REQUIREMENT - Produce a word-for-word copy of the data that follows, excluding images.

THE DATA -
========

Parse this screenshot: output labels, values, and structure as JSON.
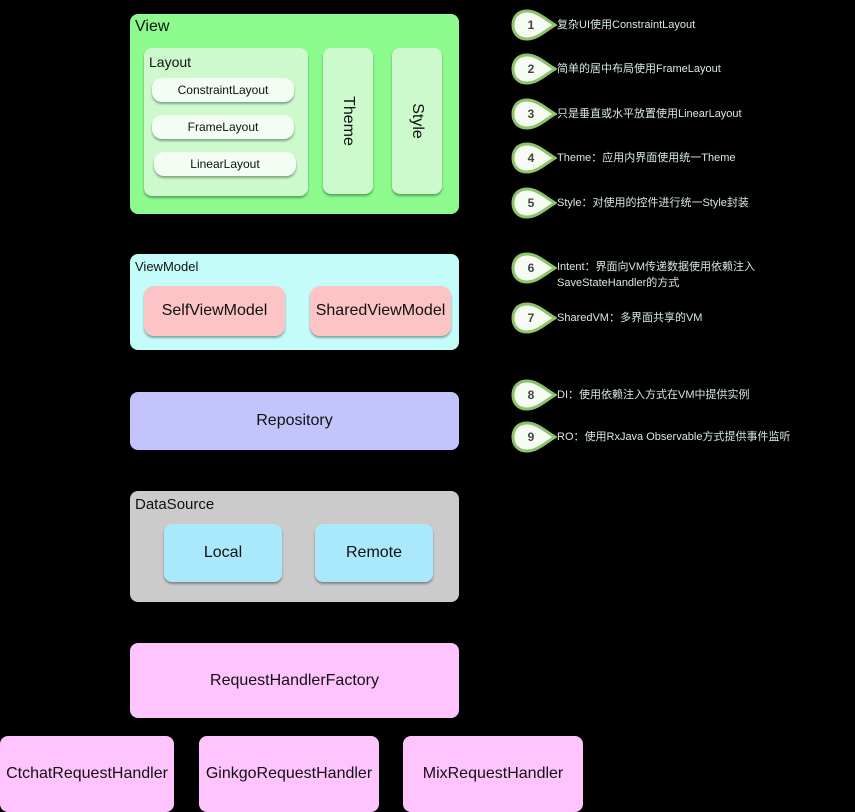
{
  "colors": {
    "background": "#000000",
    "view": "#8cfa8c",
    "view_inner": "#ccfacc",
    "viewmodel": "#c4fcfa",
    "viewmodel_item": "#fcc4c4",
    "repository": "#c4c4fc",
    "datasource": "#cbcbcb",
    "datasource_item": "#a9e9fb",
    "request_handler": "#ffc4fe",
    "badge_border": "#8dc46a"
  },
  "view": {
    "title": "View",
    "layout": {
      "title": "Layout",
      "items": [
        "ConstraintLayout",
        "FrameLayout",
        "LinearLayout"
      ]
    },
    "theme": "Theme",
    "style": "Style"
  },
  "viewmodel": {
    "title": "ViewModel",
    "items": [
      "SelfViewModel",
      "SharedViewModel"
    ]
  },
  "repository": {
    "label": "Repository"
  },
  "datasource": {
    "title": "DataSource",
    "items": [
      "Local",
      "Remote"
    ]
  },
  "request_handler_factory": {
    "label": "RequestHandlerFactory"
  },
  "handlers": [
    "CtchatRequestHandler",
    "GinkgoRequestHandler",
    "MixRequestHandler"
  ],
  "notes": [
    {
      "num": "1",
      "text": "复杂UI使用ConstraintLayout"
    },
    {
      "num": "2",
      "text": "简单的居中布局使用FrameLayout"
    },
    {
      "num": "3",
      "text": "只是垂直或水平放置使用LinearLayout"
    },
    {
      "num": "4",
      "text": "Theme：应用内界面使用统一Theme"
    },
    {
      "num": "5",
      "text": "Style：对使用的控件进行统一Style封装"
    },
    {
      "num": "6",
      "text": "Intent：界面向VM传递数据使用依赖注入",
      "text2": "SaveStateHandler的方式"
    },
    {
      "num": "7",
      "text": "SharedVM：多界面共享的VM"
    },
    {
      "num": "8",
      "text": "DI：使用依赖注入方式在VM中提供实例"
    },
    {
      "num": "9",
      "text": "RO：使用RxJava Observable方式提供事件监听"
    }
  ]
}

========

ANSWER TO THIS TASK -
Parse this screenshot: output labels, values, and structure as JSON.
{
  "colors": {
    "background": "#000000",
    "view": "#8cfa8c",
    "view_inner": "#ccfacc",
    "viewmodel": "#c4fcfa",
    "viewmodel_item": "#fcc4c4",
    "repository": "#c4c4fc",
    "datasource": "#cbcbcb",
    "datasource_item": "#a9e9fb",
    "request_handler": "#ffc4fe",
    "badge_border": "#8dc46a"
  },
  "view": {
    "title": "View",
    "layout": {
      "title": "Layout",
      "items": [
        "ConstraintLayout",
        "FrameLayout",
        "LinearLayout"
      ]
    },
    "theme": "Theme",
    "style": "Style"
  },
  "viewmodel": {
    "title": "ViewModel",
    "items": [
      "SelfViewModel",
      "SharedViewModel"
    ]
  },
  "repository": {
    "label": "Repository"
  },
  "datasource": {
    "title": "DataSource",
    "items": [
      "Local",
      "Remote"
    ]
  },
  "request_handler_factory": {
    "label": "RequestHandlerFactory"
  },
  "handlers": [
    "CtchatRequestHandler",
    "GinkgoRequestHandler",
    "MixRequestHandler"
  ],
  "notes": [
    {
      "num": "1",
      "text": "复杂UI使用ConstraintLayout"
    },
    {
      "num": "2",
      "text": "简单的居中布局使用FrameLayout"
    },
    {
      "num": "3",
      "text": "只是垂直或水平放置使用LinearLayout"
    },
    {
      "num": "4",
      "text": "Theme：应用内界面使用统一Theme"
    },
    {
      "num": "5",
      "text": "Style：对使用的控件进行统一Style封装"
    },
    {
      "num": "6",
      "text": "Intent：界面向VM传递数据使用依赖注入",
      "text2": "SaveStateHandler的方式"
    },
    {
      "num": "7",
      "text": "SharedVM：多界面共享的VM"
    },
    {
      "num": "8",
      "text": "DI：使用依赖注入方式在VM中提供实例"
    },
    {
      "num": "9",
      "text": "RO：使用RxJava Observable方式提供事件监听"
    }
  ]
}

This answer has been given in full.